        It's very unlikely Google will share anything with anyone. They haven't done anything like this for all their existence. Google is a blackhole.

        Besides, Google's customers are the advertisers and the non-name agencies.
      • Revenue to thin to share

        Plus hardware is where the money really is and right now Apple is the only one really making any meaningful revenue on hardware.
  • No thanks, I don't need a tablet pitching me an ad every time I use it.

    It an Amway tablet!
  • Questionable statistics

    What is the source of IDC data. The last time I checked, neither Amazon, nor Google, nor Samsung actually provides such sales data.

    Also, with Android leading the smartphone segment in terms of market share and with Apple supposedly down to 50%, why does iOS account 60% of all mobile web traffic? Do people buy these other devices then just discard them later once they realize they're not very usable?

    With Amazon, it sort of makes sense. It's more likely that they will buy an Amazon "tablet" and just use it as an e-book reader, etc. rather than a general purpose tablet. However, that seems less likely for other tablets. Still, if history is our guide, Amazon will see a spike in sales for the holidays. Let's face it, they have a great price point - a kindle makes for a more affordable gift. However, I'd expect sales to drop of sharply into 2013 as they did last year for Amazon after the holiday quarter.
    • "Why does iOS account 60% of all mobile web traffic?"

      I usually have my Android phone set to display the desktop version of web sites. With that option selected, checking online for the user agent suggests the OS is Mac OS X 10.5.7. I'm sure that accounts for a proportion of the discrepancy between Android/iOS sales and reported mobile web use.
  • The e Commerce affect.

    The core question is do you believe that consumers will increase their buying via the internet and if Amazon will attract buyers over the traditional big box players. The second question is are buyers informed or impulse based on reputation or whatever. My sense is consumers are becoming more tech savvy and as such will look at the full array of products. My sense is that Amazon will pop in sales and Apple will be happy with higher mark-ups.
  • Just bought a Kindle Fire HD

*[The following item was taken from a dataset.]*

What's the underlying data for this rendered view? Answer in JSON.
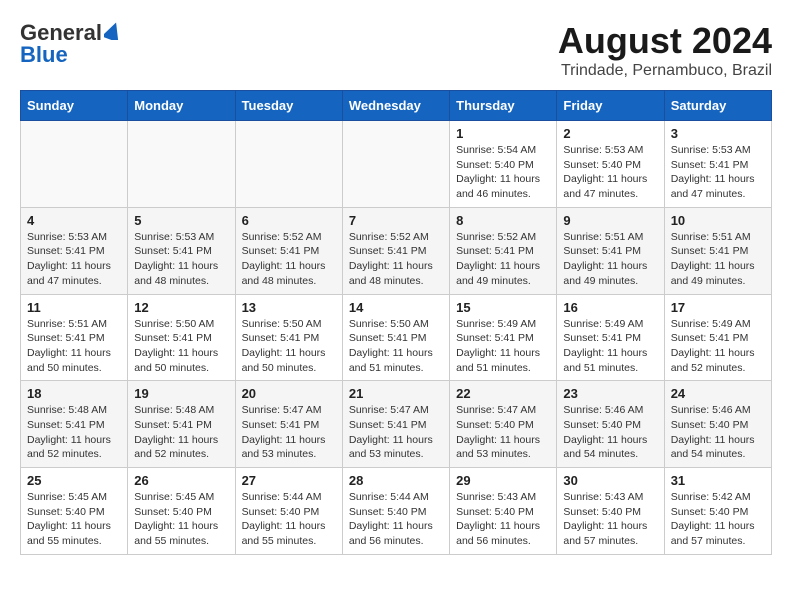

    I like it. The hardware is great for $200. Great screen, great size, and it is fast. I don't like the small on-off buttons and the hard to use volume buttons, but otherwise no complaints about the hardware.

    The ads are not real annoying and are sometimes interesting.

    The real problem is the app store. The kindle app store is about 1/3 the Google app store. You get the major apps but you will miss a lot of favorite apps. Your choices are root the system and possibly break it because their is no reset to original settings or live with a very limited list of apps. No flash player so a lot of web sites will not work. The browser is OK but I miss things like editing the bookmark list. The user interface is akward because it makes the last document or webpage pop up when you start it up. This is not always a good thing because I may want to keep these things private. It needs more privacy settings or the ability to set up multiple users.

    Also I can't believe that I am saying this but I miss iTunes. It is a sorry program but it keeps everything synchronized and backed up.

    Overall I am happy with the $200 purchase but i still want an ipad mini. I just want the second gen with the newer processor, display at a slightly lower price. My main use for the Kindle is reading books, watching video, and occasionally using an app or game. It is OK for the money. If Amazon fixes the app store and gives more control over the user interface then it would be an awesome deal.
    KLS 12.5
  • Kindle HD 8.9 would be great...

    If it wasn't such a closed system. Amazon not only has less apps, they also charge more for every app. Their Prime video is awesome, but they send mixed signals by making an app for iPads that let you use the service.

    If they opened up the system, say, with a novice setup that kept it wrapped in their Amazon only interface, and an advanced user option that allowed for customization and an open android experience, I have no doubt that Amazon could sell as many tablets as they could make.
    Ross Voorhees